• Required work
Where the records below show the word "name" in a line, please copy that line.

• Task inputs
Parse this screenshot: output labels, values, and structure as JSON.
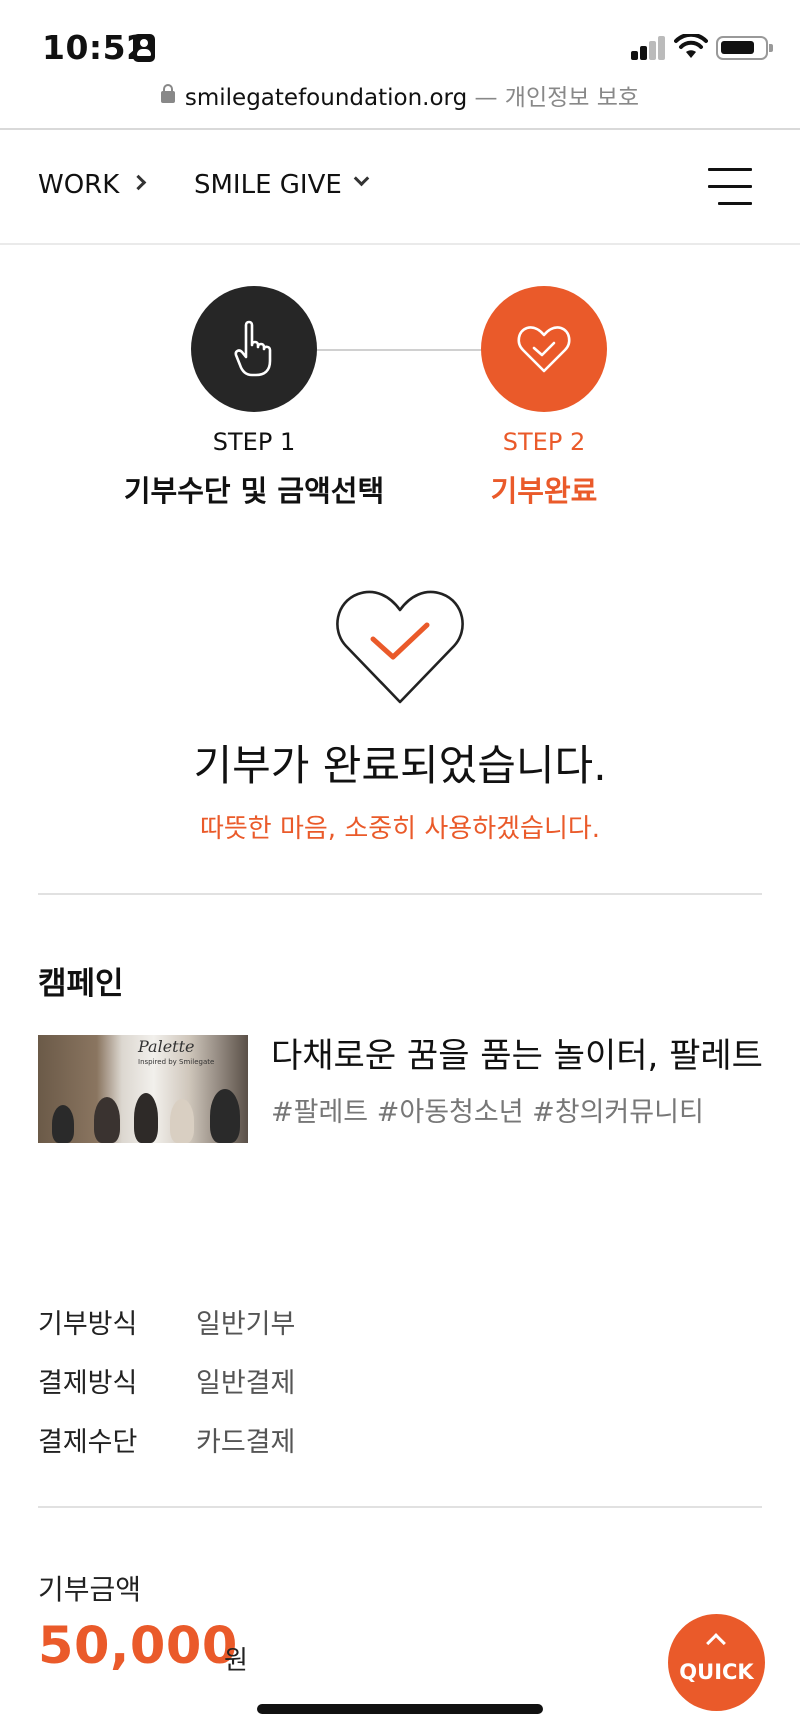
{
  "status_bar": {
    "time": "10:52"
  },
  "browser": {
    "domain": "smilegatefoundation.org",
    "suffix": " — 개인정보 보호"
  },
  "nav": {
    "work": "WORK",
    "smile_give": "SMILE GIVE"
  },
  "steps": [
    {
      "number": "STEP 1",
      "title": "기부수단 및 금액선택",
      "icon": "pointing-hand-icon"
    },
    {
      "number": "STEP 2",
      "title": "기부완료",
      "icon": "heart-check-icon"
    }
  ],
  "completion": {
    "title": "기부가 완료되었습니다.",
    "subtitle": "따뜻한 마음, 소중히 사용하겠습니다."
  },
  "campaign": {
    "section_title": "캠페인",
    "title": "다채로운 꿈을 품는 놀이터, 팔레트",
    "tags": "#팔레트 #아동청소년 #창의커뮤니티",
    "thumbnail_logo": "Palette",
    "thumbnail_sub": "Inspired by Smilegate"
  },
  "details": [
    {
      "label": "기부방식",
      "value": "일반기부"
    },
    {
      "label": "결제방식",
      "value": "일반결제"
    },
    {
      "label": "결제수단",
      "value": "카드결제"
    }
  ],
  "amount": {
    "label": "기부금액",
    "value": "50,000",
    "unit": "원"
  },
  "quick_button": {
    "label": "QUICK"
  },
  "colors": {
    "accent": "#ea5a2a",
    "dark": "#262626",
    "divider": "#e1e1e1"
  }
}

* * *

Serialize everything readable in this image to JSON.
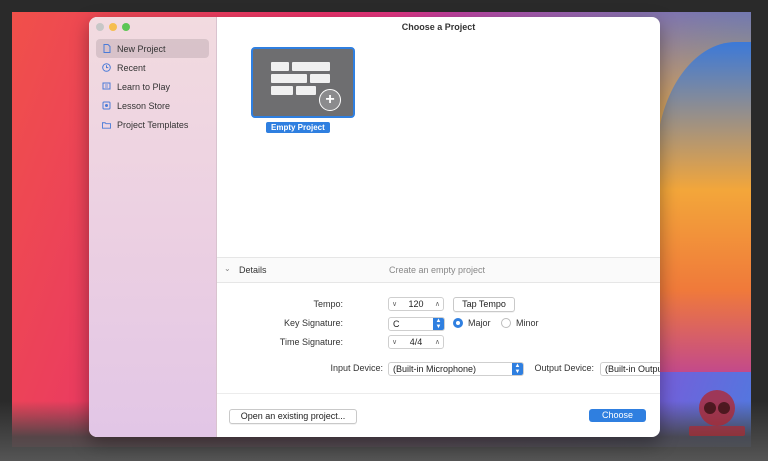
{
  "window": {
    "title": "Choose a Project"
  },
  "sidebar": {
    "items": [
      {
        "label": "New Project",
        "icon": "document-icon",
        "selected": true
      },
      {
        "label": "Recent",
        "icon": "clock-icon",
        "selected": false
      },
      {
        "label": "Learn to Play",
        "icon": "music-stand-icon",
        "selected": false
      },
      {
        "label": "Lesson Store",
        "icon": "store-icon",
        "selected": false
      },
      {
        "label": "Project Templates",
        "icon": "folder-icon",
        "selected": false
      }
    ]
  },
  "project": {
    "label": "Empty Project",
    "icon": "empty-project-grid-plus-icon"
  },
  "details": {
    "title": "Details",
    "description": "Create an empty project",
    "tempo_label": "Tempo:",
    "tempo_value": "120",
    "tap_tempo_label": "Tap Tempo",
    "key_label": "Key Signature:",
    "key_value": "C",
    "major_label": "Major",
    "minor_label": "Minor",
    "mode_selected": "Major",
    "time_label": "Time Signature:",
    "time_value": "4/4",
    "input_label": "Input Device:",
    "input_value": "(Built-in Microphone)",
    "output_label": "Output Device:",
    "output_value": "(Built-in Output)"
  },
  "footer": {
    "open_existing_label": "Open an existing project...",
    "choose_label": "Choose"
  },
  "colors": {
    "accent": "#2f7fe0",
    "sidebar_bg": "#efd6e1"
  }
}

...

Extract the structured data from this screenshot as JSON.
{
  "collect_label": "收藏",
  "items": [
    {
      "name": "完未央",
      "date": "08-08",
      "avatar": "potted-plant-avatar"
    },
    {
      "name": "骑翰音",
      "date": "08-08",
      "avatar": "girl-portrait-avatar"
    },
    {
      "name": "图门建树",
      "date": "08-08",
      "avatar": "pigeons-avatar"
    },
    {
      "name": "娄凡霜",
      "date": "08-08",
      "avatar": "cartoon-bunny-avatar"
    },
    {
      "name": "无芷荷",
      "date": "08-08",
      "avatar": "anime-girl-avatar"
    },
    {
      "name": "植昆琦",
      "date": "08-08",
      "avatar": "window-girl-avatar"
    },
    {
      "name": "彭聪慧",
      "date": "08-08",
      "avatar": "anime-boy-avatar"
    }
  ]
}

• Answer to the exercise
      "name": "完未央",
      "name": "骑翰音",
      "name": "图门建树",
      "name": "娄凡霜",
      "name": "无芷荷",
      "name": "植昆琦",
      "name": "彭聪慧",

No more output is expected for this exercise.